# Task objective:
Please output the records below word for word and omit the pictures.
Segment Start: Data for this exercise
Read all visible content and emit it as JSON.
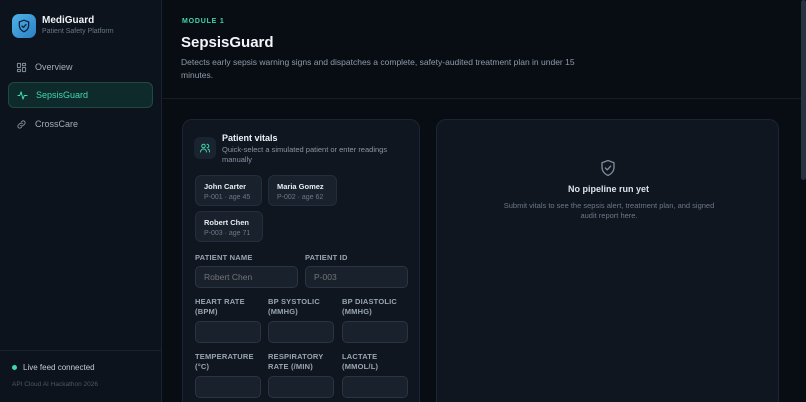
{
  "brand": {
    "name": "MediGuard",
    "subtitle": "Patient Safety Platform"
  },
  "nav": [
    {
      "label": "Overview",
      "icon": "grid-icon",
      "active": false
    },
    {
      "label": "SepsisGuard",
      "icon": "pulse-icon",
      "active": true
    },
    {
      "label": "CrossCare",
      "icon": "link-icon",
      "active": false
    }
  ],
  "sidebar_footer": {
    "status": "Live feed connected",
    "credit": "API Cloud AI Hackathon 2026"
  },
  "header": {
    "module": "MODULE 1",
    "title": "SepsisGuard",
    "description": "Detects early sepsis warning signs and dispatches a complete, safety-audited treatment plan in under 15 minutes."
  },
  "vitals": {
    "title": "Patient vitals",
    "subtitle": "Quick-select a simulated patient or enter readings manually",
    "patients": [
      {
        "name": "John Carter",
        "meta": "P-001 · age 45"
      },
      {
        "name": "Maria Gomez",
        "meta": "P-002 · age 62"
      },
      {
        "name": "Robert Chen",
        "meta": "P-003 · age 71"
      }
    ],
    "fields": {
      "patient_name": {
        "label": "PATIENT NAME",
        "placeholder": "Robert Chen"
      },
      "patient_id": {
        "label": "PATIENT ID",
        "placeholder": "P-003"
      },
      "heart_rate": {
        "label": "HEART RATE (BPM)",
        "placeholder": ""
      },
      "bp_systolic": {
        "label": "BP SYSTOLIC (MMHG)",
        "placeholder": ""
      },
      "bp_diastolic": {
        "label": "BP DIASTOLIC (MMHG)",
        "placeholder": ""
      },
      "temperature": {
        "label": "TEMPERATURE (°C)",
        "placeholder": ""
      },
      "respiratory_rate": {
        "label": "RESPIRATORY RATE (/MIN)",
        "placeholder": ""
      },
      "lactate": {
        "label": "LACTATE (MMOL/L)",
        "placeholder": ""
      }
    }
  },
  "pipeline": {
    "empty_title": "No pipeline run yet",
    "empty_desc": "Submit vitals to see the sepsis alert, treatment plan, and signed audit report here."
  },
  "colors": {
    "accent": "#3fd7a8",
    "background": "#080d14",
    "sidebar": "#0d131c",
    "card": "#0f1620"
  }
}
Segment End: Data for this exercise
# Exercise response:
Read all visible content and emit it as JSON.
{
  "brand": {
    "name": "MediGuard",
    "subtitle": "Patient Safety Platform"
  },
  "nav": [
    {
      "label": "Overview",
      "icon": "grid-icon",
      "active": false
    },
    {
      "label": "SepsisGuard",
      "icon": "pulse-icon",
      "active": true
    },
    {
      "label": "CrossCare",
      "icon": "link-icon",
      "active": false
    }
  ],
  "sidebar_footer": {
    "status": "Live feed connected",
    "credit": "API Cloud AI Hackathon 2026"
  },
  "header": {
    "module": "MODULE 1",
    "title": "SepsisGuard",
    "description": "Detects early sepsis warning signs and dispatches a complete, safety-audited treatment plan in under 15 minutes."
  },
  "vitals": {
    "title": "Patient vitals",
    "subtitle": "Quick-select a simulated patient or enter readings manually",
    "patients": [
      {
        "name": "John Carter",
        "meta": "P-001 · age 45"
      },
      {
        "name": "Maria Gomez",
        "meta": "P-002 · age 62"
      },
      {
        "name": "Robert Chen",
        "meta": "P-003 · age 71"
      }
    ],
    "fields": {
      "patient_name": {
        "label": "PATIENT NAME",
        "placeholder": "Robert Chen"
      },
      "patient_id": {
        "label": "PATIENT ID",
        "placeholder": "P-003"
      },
      "heart_rate": {
        "label": "HEART RATE (BPM)",
        "placeholder": ""
      },
      "bp_systolic": {
        "label": "BP SYSTOLIC (MMHG)",
        "placeholder": ""
      },
      "bp_diastolic": {
        "label": "BP DIASTOLIC (MMHG)",
        "placeholder": ""
      },
      "temperature": {
        "label": "TEMPERATURE (°C)",
        "placeholder": ""
      },
      "respiratory_rate": {
        "label": "RESPIRATORY RATE (/MIN)",
        "placeholder": ""
      },
      "lactate": {
        "label": "LACTATE (MMOL/L)",
        "placeholder": ""
      }
    }
  },
  "pipeline": {
    "empty_title": "No pipeline run yet",
    "empty_desc": "Submit vitals to see the sepsis alert, treatment plan, and signed audit report here."
  },
  "colors": {
    "accent": "#3fd7a8",
    "background": "#080d14",
    "sidebar": "#0d131c",
    "card": "#0f1620"
  }
}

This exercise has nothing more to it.